Could the key to understanding cancer be found in non-coding DNA?

Researchers from SciLifeLab and Uppsala University have developed a new method for identifying functional mutations and detecting how they affect genes involved in the development of glioblastoma, an aggressive form of incurable brain cancer.

Out of the human genome, only around 2 percent give rise to proteins. The rest, containing non-coding DNA, has seen much less investigation but contains important information and regulates the activity of a gene in different tissues, in different stages of development, or in diseases such as cancer.

Glioblastoma is one of the most aggressive forms of cancer and prognosis is very poor. So far, the knowledge about how mutations in the non-coding DNA regions drive glioblastoma is limited.

In a recent study, led by Karin Forsberg-Nilsson and Kerstin Linblad-Toh (SciLifeLab/Uppsala University/Broad institute) and published in Genome Biology, researchers performed whole-genome sequencing of tumor DNA from patients with glioblastoma and analyzed the identified mutations.

“One of our key tasks was to identify functional mutations associated with regulatory elements and their potential relevance to the development of cancer cells, and to distinguish them from all random variations without presumed significance”, says Karin Forsberg-Nilsson in a press release from Uppsala University.

The researchers assumed that the parts of the DNA sequence that had remained unchanged in mammals throughout evolution likely had important functions. The thousands of mutations they had found in glioblastoma were therefore cross-checked with the data from the evolutionarily conserved regions in order to find out which mutations would have the most impact.

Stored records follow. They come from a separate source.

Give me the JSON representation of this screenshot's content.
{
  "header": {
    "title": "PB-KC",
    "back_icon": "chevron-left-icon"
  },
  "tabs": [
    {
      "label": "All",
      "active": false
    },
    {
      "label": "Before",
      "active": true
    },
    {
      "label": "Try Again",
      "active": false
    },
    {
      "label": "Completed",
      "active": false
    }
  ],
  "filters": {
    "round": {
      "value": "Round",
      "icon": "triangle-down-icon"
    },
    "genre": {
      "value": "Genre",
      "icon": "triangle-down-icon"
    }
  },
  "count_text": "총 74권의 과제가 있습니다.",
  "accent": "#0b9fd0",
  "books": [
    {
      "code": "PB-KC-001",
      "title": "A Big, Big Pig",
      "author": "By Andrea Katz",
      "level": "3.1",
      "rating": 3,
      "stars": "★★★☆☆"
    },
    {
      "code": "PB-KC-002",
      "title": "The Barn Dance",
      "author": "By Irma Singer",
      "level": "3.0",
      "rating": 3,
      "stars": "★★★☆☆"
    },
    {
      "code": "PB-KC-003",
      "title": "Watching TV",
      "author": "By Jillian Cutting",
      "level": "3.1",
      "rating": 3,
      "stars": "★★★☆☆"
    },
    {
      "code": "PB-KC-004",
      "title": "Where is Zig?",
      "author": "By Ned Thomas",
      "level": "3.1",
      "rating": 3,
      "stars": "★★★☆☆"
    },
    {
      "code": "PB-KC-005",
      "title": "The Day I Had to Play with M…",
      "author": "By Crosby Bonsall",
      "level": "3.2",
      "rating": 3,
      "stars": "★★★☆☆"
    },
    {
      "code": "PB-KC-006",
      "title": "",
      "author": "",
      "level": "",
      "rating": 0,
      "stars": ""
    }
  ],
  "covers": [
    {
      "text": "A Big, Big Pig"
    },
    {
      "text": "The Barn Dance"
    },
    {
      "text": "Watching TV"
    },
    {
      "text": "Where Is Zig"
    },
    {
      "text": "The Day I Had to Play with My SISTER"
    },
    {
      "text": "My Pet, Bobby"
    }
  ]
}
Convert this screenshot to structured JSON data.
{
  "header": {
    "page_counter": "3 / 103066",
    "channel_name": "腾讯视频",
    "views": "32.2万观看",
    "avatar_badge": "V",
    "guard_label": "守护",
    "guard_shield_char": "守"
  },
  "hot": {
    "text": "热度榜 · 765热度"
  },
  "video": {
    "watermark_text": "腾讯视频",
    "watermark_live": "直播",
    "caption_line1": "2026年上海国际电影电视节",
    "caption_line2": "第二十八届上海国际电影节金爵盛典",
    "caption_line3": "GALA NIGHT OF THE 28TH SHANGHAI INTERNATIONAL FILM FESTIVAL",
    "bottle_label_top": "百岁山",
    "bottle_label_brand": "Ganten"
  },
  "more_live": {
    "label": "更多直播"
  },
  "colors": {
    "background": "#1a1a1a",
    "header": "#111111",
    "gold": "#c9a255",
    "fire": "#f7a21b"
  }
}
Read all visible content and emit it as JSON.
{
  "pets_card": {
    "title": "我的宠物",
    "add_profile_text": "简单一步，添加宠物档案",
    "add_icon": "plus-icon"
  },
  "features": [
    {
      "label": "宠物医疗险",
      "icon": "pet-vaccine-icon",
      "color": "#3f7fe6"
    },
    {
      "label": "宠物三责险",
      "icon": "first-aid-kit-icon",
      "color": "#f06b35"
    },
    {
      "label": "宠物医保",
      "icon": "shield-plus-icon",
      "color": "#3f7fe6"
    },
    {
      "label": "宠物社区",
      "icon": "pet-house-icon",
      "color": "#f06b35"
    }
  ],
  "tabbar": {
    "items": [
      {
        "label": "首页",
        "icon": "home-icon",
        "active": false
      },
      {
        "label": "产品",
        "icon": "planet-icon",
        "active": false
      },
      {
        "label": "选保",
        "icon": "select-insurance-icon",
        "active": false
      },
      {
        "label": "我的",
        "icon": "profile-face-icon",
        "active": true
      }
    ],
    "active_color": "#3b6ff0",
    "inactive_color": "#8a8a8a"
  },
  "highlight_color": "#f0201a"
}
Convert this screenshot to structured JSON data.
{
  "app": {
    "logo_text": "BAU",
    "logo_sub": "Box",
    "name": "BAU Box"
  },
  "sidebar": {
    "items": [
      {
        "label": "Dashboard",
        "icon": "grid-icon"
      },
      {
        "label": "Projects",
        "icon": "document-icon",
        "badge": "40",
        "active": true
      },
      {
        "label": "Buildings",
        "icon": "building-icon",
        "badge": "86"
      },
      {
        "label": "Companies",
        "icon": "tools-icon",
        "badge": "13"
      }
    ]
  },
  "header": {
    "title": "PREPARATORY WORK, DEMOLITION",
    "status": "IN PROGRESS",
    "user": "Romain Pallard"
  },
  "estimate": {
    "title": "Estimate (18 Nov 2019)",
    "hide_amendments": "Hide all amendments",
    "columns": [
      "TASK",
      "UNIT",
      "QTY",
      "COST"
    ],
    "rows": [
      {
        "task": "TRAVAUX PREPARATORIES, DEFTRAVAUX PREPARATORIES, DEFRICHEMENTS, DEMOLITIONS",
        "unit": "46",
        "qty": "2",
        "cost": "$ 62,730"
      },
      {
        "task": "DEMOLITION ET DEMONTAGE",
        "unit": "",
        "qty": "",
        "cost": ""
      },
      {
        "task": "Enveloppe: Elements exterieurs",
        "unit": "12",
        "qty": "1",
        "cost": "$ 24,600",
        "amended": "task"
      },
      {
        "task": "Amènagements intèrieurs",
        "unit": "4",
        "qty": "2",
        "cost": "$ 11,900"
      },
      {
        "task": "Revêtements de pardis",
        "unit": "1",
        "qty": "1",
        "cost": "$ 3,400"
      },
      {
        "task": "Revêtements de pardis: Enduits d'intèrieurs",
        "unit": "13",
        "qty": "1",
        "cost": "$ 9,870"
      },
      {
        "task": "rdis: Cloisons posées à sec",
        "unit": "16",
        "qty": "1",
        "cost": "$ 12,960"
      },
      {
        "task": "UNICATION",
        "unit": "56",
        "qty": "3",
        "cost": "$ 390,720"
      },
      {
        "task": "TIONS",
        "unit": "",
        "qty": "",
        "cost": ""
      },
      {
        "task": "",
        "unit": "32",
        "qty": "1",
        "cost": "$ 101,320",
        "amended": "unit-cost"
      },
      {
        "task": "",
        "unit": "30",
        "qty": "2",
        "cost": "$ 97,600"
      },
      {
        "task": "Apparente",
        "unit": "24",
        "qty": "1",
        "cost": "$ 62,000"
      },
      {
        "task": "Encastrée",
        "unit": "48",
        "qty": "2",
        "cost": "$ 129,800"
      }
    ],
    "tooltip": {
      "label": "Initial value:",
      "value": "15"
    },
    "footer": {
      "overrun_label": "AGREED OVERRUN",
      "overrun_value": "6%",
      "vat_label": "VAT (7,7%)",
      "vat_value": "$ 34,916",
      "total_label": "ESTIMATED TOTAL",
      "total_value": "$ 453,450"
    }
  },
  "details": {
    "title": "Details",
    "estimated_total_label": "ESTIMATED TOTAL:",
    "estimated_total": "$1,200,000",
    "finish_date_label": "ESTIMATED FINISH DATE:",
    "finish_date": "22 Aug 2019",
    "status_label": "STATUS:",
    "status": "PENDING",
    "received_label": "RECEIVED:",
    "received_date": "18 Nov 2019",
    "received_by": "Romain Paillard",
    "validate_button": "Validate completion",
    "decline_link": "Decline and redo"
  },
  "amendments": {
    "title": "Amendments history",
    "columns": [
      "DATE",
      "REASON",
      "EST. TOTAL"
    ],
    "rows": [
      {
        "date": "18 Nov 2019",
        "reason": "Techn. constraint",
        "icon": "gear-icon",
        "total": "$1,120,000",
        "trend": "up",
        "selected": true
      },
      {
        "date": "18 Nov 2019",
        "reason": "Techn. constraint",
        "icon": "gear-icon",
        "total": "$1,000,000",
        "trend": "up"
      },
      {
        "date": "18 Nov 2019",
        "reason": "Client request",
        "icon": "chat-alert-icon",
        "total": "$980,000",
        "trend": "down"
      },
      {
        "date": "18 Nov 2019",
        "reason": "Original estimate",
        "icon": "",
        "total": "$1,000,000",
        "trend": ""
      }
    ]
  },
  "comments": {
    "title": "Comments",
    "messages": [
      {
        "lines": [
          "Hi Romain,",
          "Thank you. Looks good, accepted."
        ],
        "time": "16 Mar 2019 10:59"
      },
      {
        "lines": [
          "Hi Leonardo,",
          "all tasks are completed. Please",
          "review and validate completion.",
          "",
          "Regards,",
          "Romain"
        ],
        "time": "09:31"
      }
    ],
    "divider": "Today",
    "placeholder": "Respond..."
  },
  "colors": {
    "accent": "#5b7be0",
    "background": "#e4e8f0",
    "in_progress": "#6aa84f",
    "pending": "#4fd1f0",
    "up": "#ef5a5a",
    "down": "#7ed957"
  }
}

“We chose to focus on a subset of mutations in the best-preserved genetic regions, that are likely to affect gene regulation”, says Kerstin-Lindblad-Toh.

The researchers found a large number of mutations in non-coding regulatory regions near the SEMA3C gene. Previous findings suggest that SEMA3C is linked to poor cancer prognosis and for these two reasons the researchers focused on this gene in order to validate their findings.

“We studied how mutations in non-coding regions affect SEMA3C’s function and activity. Our results show that a specific, evolutionarily conserved, mutation in the vicinity of SEMA3C disrupts the binding of certain proteins whose task is to bind genes and regulate their activity”, says Karin Forsberg-Nilsson.

More than 200 other genes of interest, with mutations in their regulatory non-coding regions, were also identified. These genes probably also play an important role in the development of brain tumors.

“Our results confirm the importance of how genetic alterations in non-coding regions can be connected both with their biological function and disease pathology”, concludes Karin Forsberg-Nilsson.


Last updated: 2020-06-16

Content Responsible: Johan Inganni(